For Chinese providers of goods and services, certain commercial and operational challenges also diminish the prospects of participation in US projects. First, as a result of several high-profile cases of defective Chinese products in recent years, US buyers have exhibited growing concerns over the safety and quality of Chinese-sourced products. For infrastructure in particular, it is critical that parts and components are safe, of high-quality, and durable. Second, although Chinese construction service providers have operated successfully in developing economies, lack of experience operating within foreign and often complex regulatory environments in developed economies and managing labor relations are primary commercial impediments.

Outlook

Although extensive opportunities for Chinese participation in US infrastructure exist, there are lots of hurdles to overcome. In the short term, passive financial investment – as the largest and most straightforward target with manageable commercial and political challenges – is the most easily embraced form of potential participation, particularly in projects with US partners and low national security sensitivity.

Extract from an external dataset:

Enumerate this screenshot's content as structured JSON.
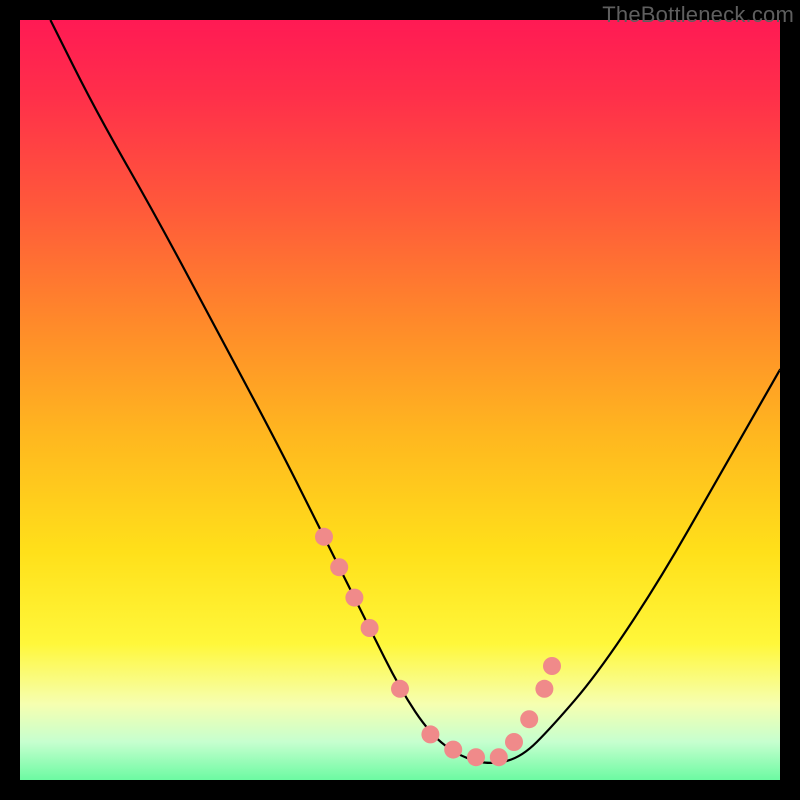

Chinese participation through export of goods and services is already growing, but long-term success will depend on two factors. First, Chinese firms need to expand their US presence via foreign direct investment and build local operations with US workers and ties with local economies. Second, China needs to converge with international legal norms and practices to alleviate concerns and meet certain regulatory requirements for the provision of goods or services by foreign parties to public work projects. Reforms that create more certainty with regard to legal remedies and greater transparency would help to create trust in Chinese products and services abroad. In addition, China needs to make efforts to join relevant global governance rules and frameworks. For example, certain procurements by US government agencies are limited to products from a list of designated countries, including parties to the WTO Agreement on Government Procurement (GPA). Successfully completing China’s accession to the GPA would be a requirement for Chinese firms to access those projects.